Foster goes into a military surplus store run by a cartoonish skinhead type that inexplicably chases a painfully out of place gay couple out of his store. It turns out that the skinhead has been listening to a police scanner and knows who foster is. And once again in a stunning lack of self awareness this film that is supposed to be sympathetic to disenfranchised white men gives us the most exaggerated caricature of an evil white man in Hollywood history who in addition to hating gays, minorities, and women, has a secret Hitler room complete with a can of zyklon B. I’m not kidding.
So now in this movie that white people are supposed to identify with, Foster, the disenfranchised white man, kills the cartoon character evil white man with the secret hitler room with bazookas and cans of zyklon B. After murdering the Nazi, Foster takes the bazooka, and dresses up in tactical gear. He shoots a bazooka that a black kid teaches him how to use. Scares a rich old guy into having a heart attack, and begins to head home.

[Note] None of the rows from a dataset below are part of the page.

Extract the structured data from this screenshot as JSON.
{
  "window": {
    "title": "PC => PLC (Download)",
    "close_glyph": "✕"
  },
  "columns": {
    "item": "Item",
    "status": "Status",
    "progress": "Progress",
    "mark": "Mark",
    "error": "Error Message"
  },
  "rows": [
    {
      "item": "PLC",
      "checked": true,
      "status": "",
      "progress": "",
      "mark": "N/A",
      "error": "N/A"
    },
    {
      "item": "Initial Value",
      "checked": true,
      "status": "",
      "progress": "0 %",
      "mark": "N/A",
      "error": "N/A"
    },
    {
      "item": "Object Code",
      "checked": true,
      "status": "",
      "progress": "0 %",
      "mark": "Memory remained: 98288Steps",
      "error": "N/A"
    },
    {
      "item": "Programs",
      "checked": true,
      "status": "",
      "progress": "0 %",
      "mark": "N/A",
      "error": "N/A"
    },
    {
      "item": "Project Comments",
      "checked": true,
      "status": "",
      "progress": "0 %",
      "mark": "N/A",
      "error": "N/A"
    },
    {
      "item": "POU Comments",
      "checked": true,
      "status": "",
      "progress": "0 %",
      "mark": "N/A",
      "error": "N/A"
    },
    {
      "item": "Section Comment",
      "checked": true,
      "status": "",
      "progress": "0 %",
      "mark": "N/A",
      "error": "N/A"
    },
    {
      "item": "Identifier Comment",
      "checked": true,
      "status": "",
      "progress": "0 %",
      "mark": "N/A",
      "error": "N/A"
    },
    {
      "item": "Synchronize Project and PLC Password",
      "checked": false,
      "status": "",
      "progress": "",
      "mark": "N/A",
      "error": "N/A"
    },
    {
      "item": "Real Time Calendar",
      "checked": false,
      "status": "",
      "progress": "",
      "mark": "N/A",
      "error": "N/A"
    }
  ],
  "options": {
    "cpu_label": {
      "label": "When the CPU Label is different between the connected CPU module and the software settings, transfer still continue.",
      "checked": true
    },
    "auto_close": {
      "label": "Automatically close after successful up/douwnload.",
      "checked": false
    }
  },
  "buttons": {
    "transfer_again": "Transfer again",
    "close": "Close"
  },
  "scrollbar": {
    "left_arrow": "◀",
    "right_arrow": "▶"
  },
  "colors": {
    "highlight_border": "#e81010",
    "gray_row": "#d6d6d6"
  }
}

Robert Duvall and his strong independent Hispanic woman friend crack the case – and by the way, just as a side note as to how much our culture has changed and you can make of this what you will, but for his retirement the other officers hire a stripper to come down to the station. I just think it’s important to know that when they made this movie, the filmmakers thought this was totally normal behavior.
Anyway, so we finally get to the showdown at the end. Foster has a gun and is with his ex wife and daughter at the end of a pier. Robert Duvall’s character tells him he can relate to all the changes in the world but that he should just suck up and take it instead of going on a rampage. Foster knows that there is no way out of this situation that will ever give him the life he wanted, that he will never have his wife and daughter again and that the world is no longer for him. He tells Duvall’s character that he has an insurance policy that will go to his daughter and that she will get the money if Duvall will shoot him. He then pulls a toy water pistol out and Duvall shoots him dead.
But this is not the depressing end of the film. The depressing end is after all of this Foster’s worst fears are realized. The filmmakers discreetly end the film with Foster’s daughter, despite her father’s body being fished out of the ocean a couple of blocks away. And Foster’s ex wife, despite having watched the father of her only child shot dead just moments ago, they don’t even postpone the birthday party they had planned for the evening and carry on as if Foster never even existed.
None of the things that pushed foster over the edge get resolved, either in the movie or in real life. This movie was made over 25 years ago and while it’s certainly worth watching and you certainly would not be allowed to make this movie again, even if you killed even more Nazis in it, it’s certainly not the redpill movie that many think it is. Its cleverly dressed up propaganda that in my opinion defended the status quo and in many ways told us that even if we try to reason or even if after that fails we react with overwhelming force, in the end once we’re gone nobody not even our women and children will remember us.